MySpace has the same obligation. It is no different for offline business and organizations.
Parents do teach these things and teens proptly ignore them. Jeeze, people! How long has it been since you were teenagers? Please don't tell me that you were all angels and saints who never ignored what your parents said because you thought you knew better.
Parents can only do so much, and I will agree that some don't do enough, but we parents need help on the other side for the times our kids do dumbass things.
Can anyone tell I am really bored today? ;)
You can bet when the government gets involved there will be some drastic changes.
As webwork pointed out there isn't really any good way, from a programming standpoint, to "protect" minors.
And from an human editorial standpoint it's an even more unmanageable situation.
So, what might the government force MySpace to do?
1) Force them to verify age using creditcards or scanned/faxed IDs.
- Result: People stop using MySpace, it disappears overnight.
2) Force them to develop some kind of automated system to flag certain types of conversation for editorial review.
- Result: Big brother. People stop using MySpace, it disappears overnight.
3) Force them to allow no interaction between people under (pick an arbitrary age) 18.
- Result: People lie about their age and if that doesn't work, MySpace disappears overnight.
And once MySpace is gone? People will use some other social net site. And if the US imposes regulations that apply to all social networking? Social networking moves overseas.
Once you assign the responsibility for this kind of thing to the service providers, that's the end of the service because there's really nothing they can do to stop it.
[edited by: IanKelley at 10:51 pm (utc) on Jan. 19, 2007]
If you want to protect the children, require an adult to create the account using a valid CC and some other information, perhaps force them to use VERIFIED BY VISA which requires a PIN number.
However, I'll stick with teaching the kid, take responsibility for protecting your own family, I did, it's not MySpace's job. If you don't trust the kid, install software on the kid's computer that will track what they do and report back to you where they went and what they typed.

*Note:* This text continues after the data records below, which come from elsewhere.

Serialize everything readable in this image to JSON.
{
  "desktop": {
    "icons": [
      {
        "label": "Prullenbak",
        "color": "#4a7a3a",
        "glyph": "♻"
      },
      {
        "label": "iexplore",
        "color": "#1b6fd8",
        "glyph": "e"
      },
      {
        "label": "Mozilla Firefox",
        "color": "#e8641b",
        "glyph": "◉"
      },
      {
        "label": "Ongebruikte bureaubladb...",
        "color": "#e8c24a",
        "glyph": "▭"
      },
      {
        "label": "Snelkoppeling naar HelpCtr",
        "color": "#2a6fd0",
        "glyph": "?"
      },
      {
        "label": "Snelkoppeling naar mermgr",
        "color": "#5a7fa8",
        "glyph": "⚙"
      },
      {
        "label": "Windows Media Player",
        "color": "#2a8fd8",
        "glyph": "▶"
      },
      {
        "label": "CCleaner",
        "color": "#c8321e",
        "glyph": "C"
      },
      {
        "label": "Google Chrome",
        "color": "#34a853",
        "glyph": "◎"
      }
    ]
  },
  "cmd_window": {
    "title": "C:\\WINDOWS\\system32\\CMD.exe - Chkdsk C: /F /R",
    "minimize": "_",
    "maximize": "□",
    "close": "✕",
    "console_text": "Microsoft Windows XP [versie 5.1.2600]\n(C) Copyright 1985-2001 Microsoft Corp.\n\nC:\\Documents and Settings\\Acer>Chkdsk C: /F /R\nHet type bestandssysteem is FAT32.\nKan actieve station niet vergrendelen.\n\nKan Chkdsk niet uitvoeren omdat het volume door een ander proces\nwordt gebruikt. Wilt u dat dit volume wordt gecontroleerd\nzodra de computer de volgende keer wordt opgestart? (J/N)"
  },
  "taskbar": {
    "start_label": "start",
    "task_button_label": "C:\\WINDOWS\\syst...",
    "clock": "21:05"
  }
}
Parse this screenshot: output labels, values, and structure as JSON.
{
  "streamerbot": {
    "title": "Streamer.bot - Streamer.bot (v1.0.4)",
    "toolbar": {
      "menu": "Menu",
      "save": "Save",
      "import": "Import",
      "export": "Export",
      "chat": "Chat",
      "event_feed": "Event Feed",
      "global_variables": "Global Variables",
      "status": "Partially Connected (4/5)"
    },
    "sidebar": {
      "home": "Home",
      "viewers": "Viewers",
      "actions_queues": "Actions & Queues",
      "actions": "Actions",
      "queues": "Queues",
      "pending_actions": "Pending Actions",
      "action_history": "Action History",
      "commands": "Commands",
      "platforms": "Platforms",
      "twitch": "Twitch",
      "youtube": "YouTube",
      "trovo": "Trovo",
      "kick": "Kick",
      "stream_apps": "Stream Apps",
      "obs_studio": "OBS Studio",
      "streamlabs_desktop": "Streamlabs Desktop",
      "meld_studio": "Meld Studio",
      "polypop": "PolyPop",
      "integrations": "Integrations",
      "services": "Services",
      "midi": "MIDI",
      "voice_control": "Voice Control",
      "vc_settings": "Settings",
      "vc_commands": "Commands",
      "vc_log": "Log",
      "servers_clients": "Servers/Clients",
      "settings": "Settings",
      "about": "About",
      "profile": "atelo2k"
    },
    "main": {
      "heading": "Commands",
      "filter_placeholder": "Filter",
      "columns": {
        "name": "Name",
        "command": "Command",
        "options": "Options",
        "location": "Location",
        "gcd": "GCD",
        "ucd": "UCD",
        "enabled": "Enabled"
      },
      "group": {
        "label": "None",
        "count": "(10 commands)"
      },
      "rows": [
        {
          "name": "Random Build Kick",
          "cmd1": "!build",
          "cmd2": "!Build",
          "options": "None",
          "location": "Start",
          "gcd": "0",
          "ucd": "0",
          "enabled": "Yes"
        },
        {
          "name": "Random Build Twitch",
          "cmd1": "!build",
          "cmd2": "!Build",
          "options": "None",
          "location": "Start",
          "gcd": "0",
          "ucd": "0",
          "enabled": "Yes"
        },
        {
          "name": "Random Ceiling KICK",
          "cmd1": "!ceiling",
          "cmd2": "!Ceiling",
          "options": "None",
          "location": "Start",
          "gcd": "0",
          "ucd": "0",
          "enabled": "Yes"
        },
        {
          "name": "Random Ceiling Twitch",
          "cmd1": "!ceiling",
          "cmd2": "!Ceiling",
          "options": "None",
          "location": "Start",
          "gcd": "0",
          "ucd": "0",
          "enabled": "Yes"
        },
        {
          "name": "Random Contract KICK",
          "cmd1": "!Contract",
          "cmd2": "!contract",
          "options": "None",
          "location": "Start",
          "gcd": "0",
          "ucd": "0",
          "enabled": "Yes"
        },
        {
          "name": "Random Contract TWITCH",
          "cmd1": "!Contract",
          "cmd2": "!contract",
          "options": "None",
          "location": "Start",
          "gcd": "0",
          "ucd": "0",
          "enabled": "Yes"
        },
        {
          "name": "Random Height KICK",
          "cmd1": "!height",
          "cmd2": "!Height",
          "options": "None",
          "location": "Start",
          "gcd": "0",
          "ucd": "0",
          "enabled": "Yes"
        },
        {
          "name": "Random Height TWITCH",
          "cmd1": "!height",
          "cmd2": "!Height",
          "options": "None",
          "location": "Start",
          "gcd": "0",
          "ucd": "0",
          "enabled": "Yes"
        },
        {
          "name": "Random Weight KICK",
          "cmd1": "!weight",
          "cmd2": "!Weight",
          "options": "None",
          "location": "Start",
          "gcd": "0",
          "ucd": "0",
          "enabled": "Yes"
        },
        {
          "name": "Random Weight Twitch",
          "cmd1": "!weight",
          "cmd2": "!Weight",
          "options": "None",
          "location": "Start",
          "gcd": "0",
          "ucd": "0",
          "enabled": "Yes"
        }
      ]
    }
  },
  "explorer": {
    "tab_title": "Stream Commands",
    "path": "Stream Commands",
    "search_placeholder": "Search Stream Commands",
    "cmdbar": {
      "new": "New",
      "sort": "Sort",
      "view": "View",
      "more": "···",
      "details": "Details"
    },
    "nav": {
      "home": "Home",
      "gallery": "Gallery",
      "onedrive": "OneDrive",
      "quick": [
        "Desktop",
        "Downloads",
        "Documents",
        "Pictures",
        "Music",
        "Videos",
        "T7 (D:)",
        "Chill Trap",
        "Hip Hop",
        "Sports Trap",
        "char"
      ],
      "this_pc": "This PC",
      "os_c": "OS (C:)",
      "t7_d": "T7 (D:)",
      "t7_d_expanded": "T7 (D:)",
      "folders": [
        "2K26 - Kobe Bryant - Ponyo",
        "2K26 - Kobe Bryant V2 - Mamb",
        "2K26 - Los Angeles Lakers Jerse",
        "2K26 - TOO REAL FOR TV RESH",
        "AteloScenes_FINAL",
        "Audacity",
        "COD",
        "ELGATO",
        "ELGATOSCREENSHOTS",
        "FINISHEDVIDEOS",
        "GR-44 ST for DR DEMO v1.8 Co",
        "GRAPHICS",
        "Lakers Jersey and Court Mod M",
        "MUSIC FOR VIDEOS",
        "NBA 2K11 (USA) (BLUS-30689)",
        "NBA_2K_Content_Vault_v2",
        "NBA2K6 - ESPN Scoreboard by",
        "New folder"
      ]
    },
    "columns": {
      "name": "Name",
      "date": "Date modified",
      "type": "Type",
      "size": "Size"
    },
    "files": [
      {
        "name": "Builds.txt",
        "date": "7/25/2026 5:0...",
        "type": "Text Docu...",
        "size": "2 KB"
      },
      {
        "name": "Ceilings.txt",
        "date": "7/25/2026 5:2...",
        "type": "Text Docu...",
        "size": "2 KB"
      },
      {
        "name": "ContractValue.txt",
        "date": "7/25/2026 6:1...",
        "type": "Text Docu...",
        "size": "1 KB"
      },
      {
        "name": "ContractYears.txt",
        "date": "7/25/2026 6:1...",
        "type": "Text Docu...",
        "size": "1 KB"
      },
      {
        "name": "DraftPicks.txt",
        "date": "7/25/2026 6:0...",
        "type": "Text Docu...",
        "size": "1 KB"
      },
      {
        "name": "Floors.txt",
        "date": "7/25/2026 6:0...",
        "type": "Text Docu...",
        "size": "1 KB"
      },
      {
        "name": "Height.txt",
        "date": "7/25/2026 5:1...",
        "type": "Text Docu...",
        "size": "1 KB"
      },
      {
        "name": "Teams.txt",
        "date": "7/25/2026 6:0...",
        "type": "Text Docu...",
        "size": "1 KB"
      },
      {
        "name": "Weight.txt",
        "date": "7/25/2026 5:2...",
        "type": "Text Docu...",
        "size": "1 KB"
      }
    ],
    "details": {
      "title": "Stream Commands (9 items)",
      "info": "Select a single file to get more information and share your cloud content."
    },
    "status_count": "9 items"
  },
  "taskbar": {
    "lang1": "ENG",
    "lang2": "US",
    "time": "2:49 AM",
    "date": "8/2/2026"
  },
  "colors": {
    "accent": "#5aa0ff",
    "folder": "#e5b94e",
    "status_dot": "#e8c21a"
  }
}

Your kids are your job, nobody else's.
I would never let my child on myspace. Too much at risk.
I do think myspace should limit membership to adults only. +18
No-one here is saying that teenagers should be utterly protected - but to pretend sites who invite kids in have NO responibility is really sad.
If myspace (etc), had any kind of warning or protection, they might have a defence - but they want to rip off the kids money, and don't care who else does what.
Even in the 'real' world, you'd expect service providers to have some kind of security and / or warnings (ever been to a public swimming facility)
So what's so wrong with websites doing something in return for the billions they pick from the kids pockets?
Kids are the future - everybody's future. Treat 'em bad, and they'll stay bad.
1. The internet requires no physical contact between people.
2. Without physical contact, there is no way to ensure that a person presenting a credit card or even an ID of some form, is actually the person listed on the credit card or ID. Thus there is no way to do age-verification without face to face, physical contact. Telephone and fax are not a form of physical contact.
3. The internet is not a childrens playground. The internet was not designed as a safe place for children to play.
4. The internet is like the real world. There are good places, there are bad places. Just like the real world, the internet requires parental supervision. To think otherwise means you do not have a realistic understanding of the internet.
Personally, I think it is time for people to start realizing that the internet was not designed as a playground for children and that because the internet spans the universe, it is not ever going to become as safe place for children.